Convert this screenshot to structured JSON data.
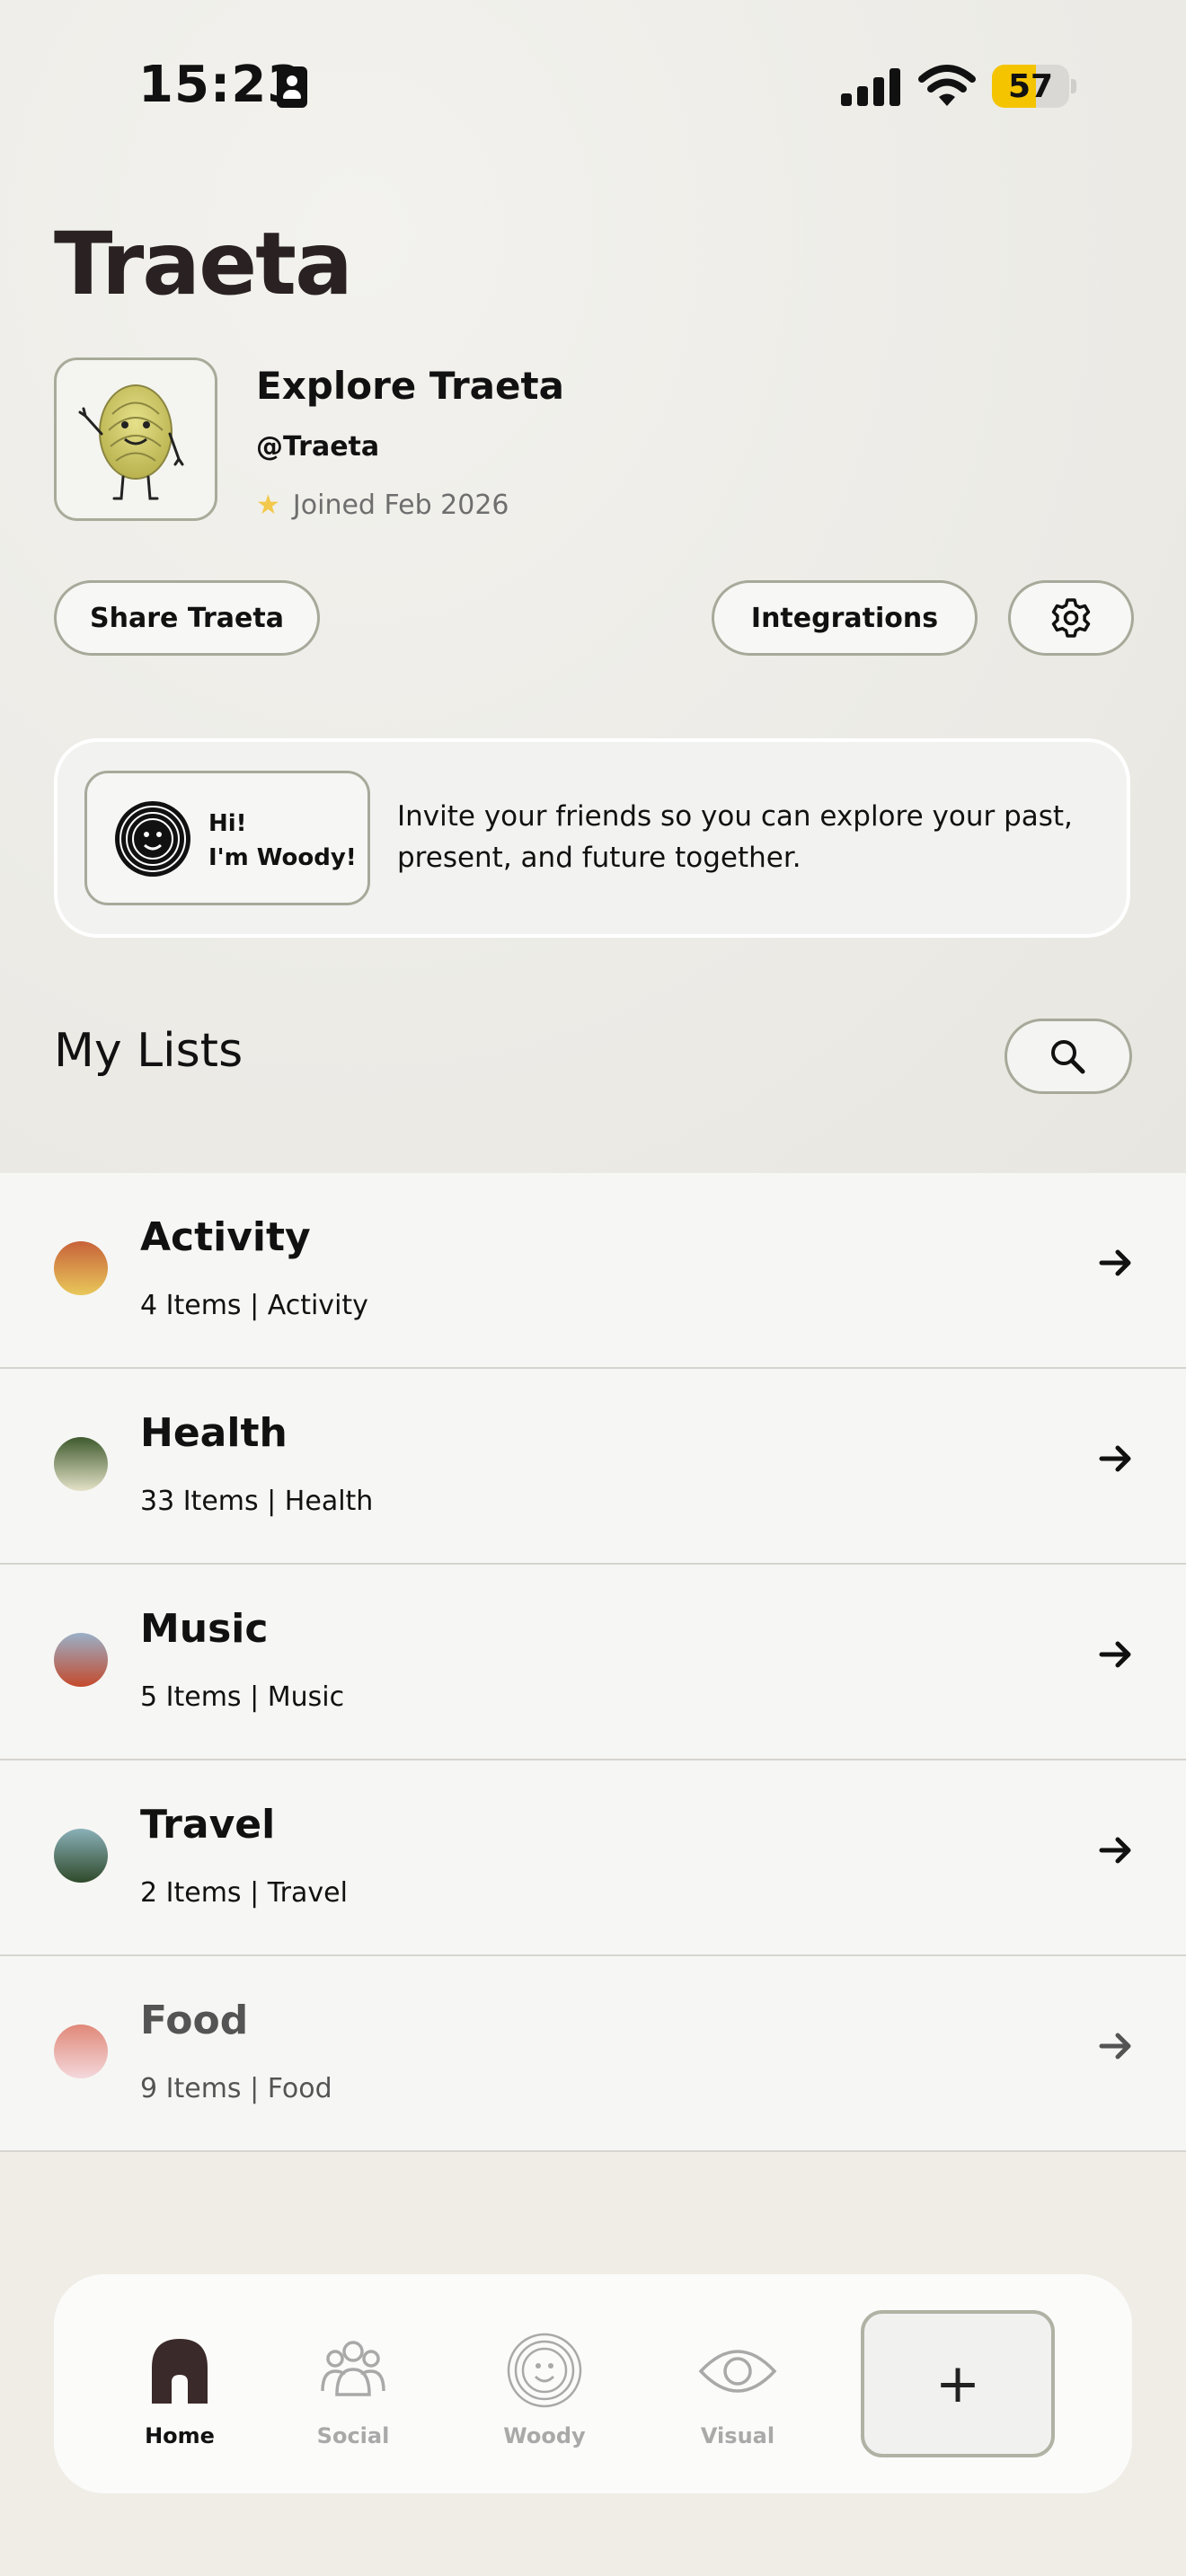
{
  "status_bar": {
    "time": "15:23",
    "battery_level": "57",
    "battery_fraction": 0.57
  },
  "app": {
    "logo": "Traeta"
  },
  "profile": {
    "name": "Explore Traeta",
    "handle": "@Traeta",
    "joined": "Joined Feb 2026"
  },
  "actions": {
    "share_label": "Share Traeta",
    "integrations_label": "Integrations",
    "settings_icon": "gear-icon"
  },
  "woody": {
    "greeting_line1": "Hi!",
    "greeting_line2": "I'm Woody!",
    "invite_text": "Invite your friends so you can explore your past, present, and future together."
  },
  "lists_section": {
    "title": "My Lists",
    "search_icon": "search-icon"
  },
  "lists": [
    {
      "title": "Activity",
      "subtitle": "4 Items | Activity",
      "color_top": "#c8623a",
      "color_bottom": "#e8c85a"
    },
    {
      "title": "Health",
      "subtitle": "33 Items | Health",
      "color_top": "#3f5a2e",
      "color_bottom": "#e4e2c8"
    },
    {
      "title": "Music",
      "subtitle": "5 Items | Music",
      "color_top": "#9ab0c8",
      "color_bottom": "#c44a2c"
    },
    {
      "title": "Travel",
      "subtitle": "2 Items | Travel",
      "color_top": "#8ab0b8",
      "color_bottom": "#2f4a2a"
    },
    {
      "title": "Food",
      "subtitle": "9 Items | Food",
      "color_top": "#e08878",
      "color_bottom": "#f4d8dc"
    }
  ],
  "tabbar": {
    "tabs": [
      {
        "label": "Home",
        "icon": "home-icon",
        "active": true
      },
      {
        "label": "Social",
        "icon": "people-icon",
        "active": false
      },
      {
        "label": "Woody",
        "icon": "woody-icon",
        "active": false
      },
      {
        "label": "Visual",
        "icon": "eye-icon",
        "active": false
      }
    ],
    "add_label": "+"
  },
  "colors": {
    "accent_border": "#a7a99a",
    "text": "#111111",
    "muted": "#6e6e6e"
  }
}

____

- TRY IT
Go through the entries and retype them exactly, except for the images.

- WRITTEN SOLUTION
Convert this screenshot to structured JSON data.
{
  "status_bar": {
    "time": "15:23",
    "battery_level": "57",
    "battery_fraction": 0.57
  },
  "app": {
    "logo": "Traeta"
  },
  "profile": {
    "name": "Explore Traeta",
    "handle": "@Traeta",
    "joined": "Joined Feb 2026"
  },
  "actions": {
    "share_label": "Share Traeta",
    "integrations_label": "Integrations",
    "settings_icon": "gear-icon"
  },
  "woody": {
    "greeting_line1": "Hi!",
    "greeting_line2": "I'm Woody!",
    "invite_text": "Invite your friends so you can explore your past, present, and future together."
  },
  "lists_section": {
    "title": "My Lists",
    "search_icon": "search-icon"
  },
  "lists": [
    {
      "title": "Activity",
      "subtitle": "4 Items | Activity",
      "color_top": "#c8623a",
      "color_bottom": "#e8c85a"
    },
    {
      "title": "Health",
      "subtitle": "33 Items | Health",
      "color_top": "#3f5a2e",
      "color_bottom": "#e4e2c8"
    },
    {
      "title": "Music",
      "subtitle": "5 Items | Music",
      "color_top": "#9ab0c8",
      "color_bottom": "#c44a2c"
    },
    {
      "title": "Travel",
      "subtitle": "2 Items | Travel",
      "color_top": "#8ab0b8",
      "color_bottom": "#2f4a2a"
    },
    {
      "title": "Food",
      "subtitle": "9 Items | Food",
      "color_top": "#e08878",
      "color_bottom": "#f4d8dc"
    }
  ],
  "tabbar": {
    "tabs": [
      {
        "label": "Home",
        "icon": "home-icon",
        "active": true
      },
      {
        "label": "Social",
        "icon": "people-icon",
        "active": false
      },
      {
        "label": "Woody",
        "icon": "woody-icon",
        "active": false
      },
      {
        "label": "Visual",
        "icon": "eye-icon",
        "active": false
      }
    ],
    "add_label": "+"
  },
  "colors": {
    "accent_border": "#a7a99a",
    "text": "#111111",
    "muted": "#6e6e6e"
  }
}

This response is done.